### Task instructions
Reproduce all of the data exactly, with no line skipped.

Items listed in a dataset
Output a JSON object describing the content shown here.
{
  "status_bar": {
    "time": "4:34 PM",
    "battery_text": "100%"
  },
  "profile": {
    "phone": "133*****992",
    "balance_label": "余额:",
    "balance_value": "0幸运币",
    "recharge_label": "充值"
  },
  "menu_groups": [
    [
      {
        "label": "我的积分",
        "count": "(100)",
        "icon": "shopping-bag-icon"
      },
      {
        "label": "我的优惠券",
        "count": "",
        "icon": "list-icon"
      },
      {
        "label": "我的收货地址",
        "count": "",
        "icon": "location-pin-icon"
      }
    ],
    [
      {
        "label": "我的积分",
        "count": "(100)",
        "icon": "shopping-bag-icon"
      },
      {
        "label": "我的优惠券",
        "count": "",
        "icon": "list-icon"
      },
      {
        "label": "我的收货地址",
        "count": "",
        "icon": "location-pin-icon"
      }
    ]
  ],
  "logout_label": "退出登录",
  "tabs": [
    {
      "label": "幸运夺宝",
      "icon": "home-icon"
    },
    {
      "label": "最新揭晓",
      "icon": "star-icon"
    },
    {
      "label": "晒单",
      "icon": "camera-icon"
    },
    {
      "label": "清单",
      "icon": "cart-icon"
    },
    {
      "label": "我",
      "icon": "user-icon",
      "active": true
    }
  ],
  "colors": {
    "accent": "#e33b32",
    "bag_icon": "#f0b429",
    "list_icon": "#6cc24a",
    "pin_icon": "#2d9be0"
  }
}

### Solution for this problem
Output a JSON object describing the content shown here.
{
  "status_bar": {
    "time": "4:34 PM",
    "battery_text": "100%"
  },
  "profile": {
    "phone": "133*****992",
    "balance_label": "余额:",
    "balance_value": "0幸运币",
    "recharge_label": "充值"
  },
  "menu_groups": [
    [
      {
        "label": "我的积分",
        "count": "(100)",
        "icon": "shopping-bag-icon"
      },
      {
        "label": "我的优惠券",
        "count": "",
        "icon": "list-icon"
      },
      {
        "label": "我的收货地址",
        "count": "",
        "icon": "location-pin-icon"
      }
    ],
    [
      {
        "label": "我的积分",
        "count": "(100)",
        "icon": "shopping-bag-icon"
      },
      {
        "label": "我的优惠券",
        "count": "",
        "icon": "list-icon"
      },
      {
        "label": "我的收货地址",
        "count": "",
        "icon": "location-pin-icon"
      }
    ]
  ],
  "logout_label": "退出登录",
  "tabs": [
    {
      "label": "幸运夺宝",
      "icon": "home-icon"
    },
    {
      "label": "最新揭晓",
      "icon": "star-icon"
    },
    {
      "label": "晒单",
      "icon": "camera-icon"
    },
    {
      "label": "清单",
      "icon": "cart-icon"
    },
    {
      "label": "我",
      "icon": "user-icon",
      "active": true
    }
  ],
  "colors": {
    "accent": "#e33b32",
    "bag_icon": "#f0b429",
    "list_icon": "#6cc24a",
    "pin_icon": "#2d9be0"
  }
}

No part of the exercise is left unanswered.